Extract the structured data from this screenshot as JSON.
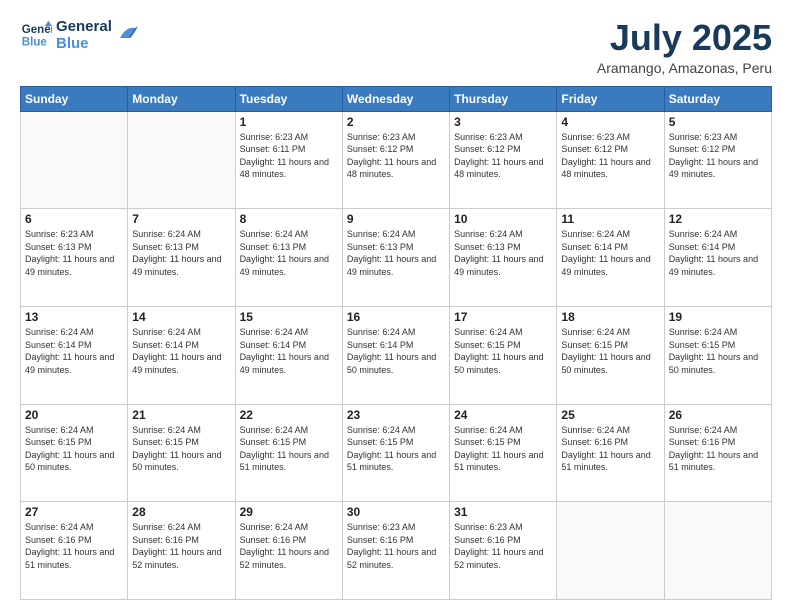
{
  "logo": {
    "line1": "General",
    "line2": "Blue"
  },
  "header": {
    "month": "July 2025",
    "location": "Aramango, Amazonas, Peru"
  },
  "weekdays": [
    "Sunday",
    "Monday",
    "Tuesday",
    "Wednesday",
    "Thursday",
    "Friday",
    "Saturday"
  ],
  "weeks": [
    [
      {
        "day": "",
        "info": ""
      },
      {
        "day": "",
        "info": ""
      },
      {
        "day": "1",
        "info": "Sunrise: 6:23 AM\nSunset: 6:11 PM\nDaylight: 11 hours and 48 minutes."
      },
      {
        "day": "2",
        "info": "Sunrise: 6:23 AM\nSunset: 6:12 PM\nDaylight: 11 hours and 48 minutes."
      },
      {
        "day": "3",
        "info": "Sunrise: 6:23 AM\nSunset: 6:12 PM\nDaylight: 11 hours and 48 minutes."
      },
      {
        "day": "4",
        "info": "Sunrise: 6:23 AM\nSunset: 6:12 PM\nDaylight: 11 hours and 48 minutes."
      },
      {
        "day": "5",
        "info": "Sunrise: 6:23 AM\nSunset: 6:12 PM\nDaylight: 11 hours and 49 minutes."
      }
    ],
    [
      {
        "day": "6",
        "info": "Sunrise: 6:23 AM\nSunset: 6:13 PM\nDaylight: 11 hours and 49 minutes."
      },
      {
        "day": "7",
        "info": "Sunrise: 6:24 AM\nSunset: 6:13 PM\nDaylight: 11 hours and 49 minutes."
      },
      {
        "day": "8",
        "info": "Sunrise: 6:24 AM\nSunset: 6:13 PM\nDaylight: 11 hours and 49 minutes."
      },
      {
        "day": "9",
        "info": "Sunrise: 6:24 AM\nSunset: 6:13 PM\nDaylight: 11 hours and 49 minutes."
      },
      {
        "day": "10",
        "info": "Sunrise: 6:24 AM\nSunset: 6:13 PM\nDaylight: 11 hours and 49 minutes."
      },
      {
        "day": "11",
        "info": "Sunrise: 6:24 AM\nSunset: 6:14 PM\nDaylight: 11 hours and 49 minutes."
      },
      {
        "day": "12",
        "info": "Sunrise: 6:24 AM\nSunset: 6:14 PM\nDaylight: 11 hours and 49 minutes."
      }
    ],
    [
      {
        "day": "13",
        "info": "Sunrise: 6:24 AM\nSunset: 6:14 PM\nDaylight: 11 hours and 49 minutes."
      },
      {
        "day": "14",
        "info": "Sunrise: 6:24 AM\nSunset: 6:14 PM\nDaylight: 11 hours and 49 minutes."
      },
      {
        "day": "15",
        "info": "Sunrise: 6:24 AM\nSunset: 6:14 PM\nDaylight: 11 hours and 49 minutes."
      },
      {
        "day": "16",
        "info": "Sunrise: 6:24 AM\nSunset: 6:14 PM\nDaylight: 11 hours and 50 minutes."
      },
      {
        "day": "17",
        "info": "Sunrise: 6:24 AM\nSunset: 6:15 PM\nDaylight: 11 hours and 50 minutes."
      },
      {
        "day": "18",
        "info": "Sunrise: 6:24 AM\nSunset: 6:15 PM\nDaylight: 11 hours and 50 minutes."
      },
      {
        "day": "19",
        "info": "Sunrise: 6:24 AM\nSunset: 6:15 PM\nDaylight: 11 hours and 50 minutes."
      }
    ],
    [
      {
        "day": "20",
        "info": "Sunrise: 6:24 AM\nSunset: 6:15 PM\nDaylight: 11 hours and 50 minutes."
      },
      {
        "day": "21",
        "info": "Sunrise: 6:24 AM\nSunset: 6:15 PM\nDaylight: 11 hours and 50 minutes."
      },
      {
        "day": "22",
        "info": "Sunrise: 6:24 AM\nSunset: 6:15 PM\nDaylight: 11 hours and 51 minutes."
      },
      {
        "day": "23",
        "info": "Sunrise: 6:24 AM\nSunset: 6:15 PM\nDaylight: 11 hours and 51 minutes."
      },
      {
        "day": "24",
        "info": "Sunrise: 6:24 AM\nSunset: 6:15 PM\nDaylight: 11 hours and 51 minutes."
      },
      {
        "day": "25",
        "info": "Sunrise: 6:24 AM\nSunset: 6:16 PM\nDaylight: 11 hours and 51 minutes."
      },
      {
        "day": "26",
        "info": "Sunrise: 6:24 AM\nSunset: 6:16 PM\nDaylight: 11 hours and 51 minutes."
      }
    ],
    [
      {
        "day": "27",
        "info": "Sunrise: 6:24 AM\nSunset: 6:16 PM\nDaylight: 11 hours and 51 minutes."
      },
      {
        "day": "28",
        "info": "Sunrise: 6:24 AM\nSunset: 6:16 PM\nDaylight: 11 hours and 52 minutes."
      },
      {
        "day": "29",
        "info": "Sunrise: 6:24 AM\nSunset: 6:16 PM\nDaylight: 11 hours and 52 minutes."
      },
      {
        "day": "30",
        "info": "Sunrise: 6:23 AM\nSunset: 6:16 PM\nDaylight: 11 hours and 52 minutes."
      },
      {
        "day": "31",
        "info": "Sunrise: 6:23 AM\nSunset: 6:16 PM\nDaylight: 11 hours and 52 minutes."
      },
      {
        "day": "",
        "info": ""
      },
      {
        "day": "",
        "info": ""
      }
    ]
  ]
}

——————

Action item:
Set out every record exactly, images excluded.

Result:
Extract the structured data from this screenshot as JSON.
{
  "logo": {
    "line1": "General",
    "line2": "Blue"
  },
  "header": {
    "month": "July 2025",
    "location": "Aramango, Amazonas, Peru"
  },
  "weekdays": [
    "Sunday",
    "Monday",
    "Tuesday",
    "Wednesday",
    "Thursday",
    "Friday",
    "Saturday"
  ],
  "weeks": [
    [
      {
        "day": "",
        "info": ""
      },
      {
        "day": "",
        "info": ""
      },
      {
        "day": "1",
        "info": "Sunrise: 6:23 AM\nSunset: 6:11 PM\nDaylight: 11 hours and 48 minutes."
      },
      {
        "day": "2",
        "info": "Sunrise: 6:23 AM\nSunset: 6:12 PM\nDaylight: 11 hours and 48 minutes."
      },
      {
        "day": "3",
        "info": "Sunrise: 6:23 AM\nSunset: 6:12 PM\nDaylight: 11 hours and 48 minutes."
      },
      {
        "day": "4",
        "info": "Sunrise: 6:23 AM\nSunset: 6:12 PM\nDaylight: 11 hours and 48 minutes."
      },
      {
        "day": "5",
        "info": "Sunrise: 6:23 AM\nSunset: 6:12 PM\nDaylight: 11 hours and 49 minutes."
      }
    ],
    [
      {
        "day": "6",
        "info": "Sunrise: 6:23 AM\nSunset: 6:13 PM\nDaylight: 11 hours and 49 minutes."
      },
      {
        "day": "7",
        "info": "Sunrise: 6:24 AM\nSunset: 6:13 PM\nDaylight: 11 hours and 49 minutes."
      },
      {
        "day": "8",
        "info": "Sunrise: 6:24 AM\nSunset: 6:13 PM\nDaylight: 11 hours and 49 minutes."
      },
      {
        "day": "9",
        "info": "Sunrise: 6:24 AM\nSunset: 6:13 PM\nDaylight: 11 hours and 49 minutes."
      },
      {
        "day": "10",
        "info": "Sunrise: 6:24 AM\nSunset: 6:13 PM\nDaylight: 11 hours and 49 minutes."
      },
      {
        "day": "11",
        "info": "Sunrise: 6:24 AM\nSunset: 6:14 PM\nDaylight: 11 hours and 49 minutes."
      },
      {
        "day": "12",
        "info": "Sunrise: 6:24 AM\nSunset: 6:14 PM\nDaylight: 11 hours and 49 minutes."
      }
    ],
    [
      {
        "day": "13",
        "info": "Sunrise: 6:24 AM\nSunset: 6:14 PM\nDaylight: 11 hours and 49 minutes."
      },
      {
        "day": "14",
        "info": "Sunrise: 6:24 AM\nSunset: 6:14 PM\nDaylight: 11 hours and 49 minutes."
      },
      {
        "day": "15",
        "info": "Sunrise: 6:24 AM\nSunset: 6:14 PM\nDaylight: 11 hours and 49 minutes."
      },
      {
        "day": "16",
        "info": "Sunrise: 6:24 AM\nSunset: 6:14 PM\nDaylight: 11 hours and 50 minutes."
      },
      {
        "day": "17",
        "info": "Sunrise: 6:24 AM\nSunset: 6:15 PM\nDaylight: 11 hours and 50 minutes."
      },
      {
        "day": "18",
        "info": "Sunrise: 6:24 AM\nSunset: 6:15 PM\nDaylight: 11 hours and 50 minutes."
      },
      {
        "day": "19",
        "info": "Sunrise: 6:24 AM\nSunset: 6:15 PM\nDaylight: 11 hours and 50 minutes."
      }
    ],
    [
      {
        "day": "20",
        "info": "Sunrise: 6:24 AM\nSunset: 6:15 PM\nDaylight: 11 hours and 50 minutes."
      },
      {
        "day": "21",
        "info": "Sunrise: 6:24 AM\nSunset: 6:15 PM\nDaylight: 11 hours and 50 minutes."
      },
      {
        "day": "22",
        "info": "Sunrise: 6:24 AM\nSunset: 6:15 PM\nDaylight: 11 hours and 51 minutes."
      },
      {
        "day": "23",
        "info": "Sunrise: 6:24 AM\nSunset: 6:15 PM\nDaylight: 11 hours and 51 minutes."
      },
      {
        "day": "24",
        "info": "Sunrise: 6:24 AM\nSunset: 6:15 PM\nDaylight: 11 hours and 51 minutes."
      },
      {
        "day": "25",
        "info": "Sunrise: 6:24 AM\nSunset: 6:16 PM\nDaylight: 11 hours and 51 minutes."
      },
      {
        "day": "26",
        "info": "Sunrise: 6:24 AM\nSunset: 6:16 PM\nDaylight: 11 hours and 51 minutes."
      }
    ],
    [
      {
        "day": "27",
        "info": "Sunrise: 6:24 AM\nSunset: 6:16 PM\nDaylight: 11 hours and 51 minutes."
      },
      {
        "day": "28",
        "info": "Sunrise: 6:24 AM\nSunset: 6:16 PM\nDaylight: 11 hours and 52 minutes."
      },
      {
        "day": "29",
        "info": "Sunrise: 6:24 AM\nSunset: 6:16 PM\nDaylight: 11 hours and 52 minutes."
      },
      {
        "day": "30",
        "info": "Sunrise: 6:23 AM\nSunset: 6:16 PM\nDaylight: 11 hours and 52 minutes."
      },
      {
        "day": "31",
        "info": "Sunrise: 6:23 AM\nSunset: 6:16 PM\nDaylight: 11 hours and 52 minutes."
      },
      {
        "day": "",
        "info": ""
      },
      {
        "day": "",
        "info": ""
      }
    ]
  ]
}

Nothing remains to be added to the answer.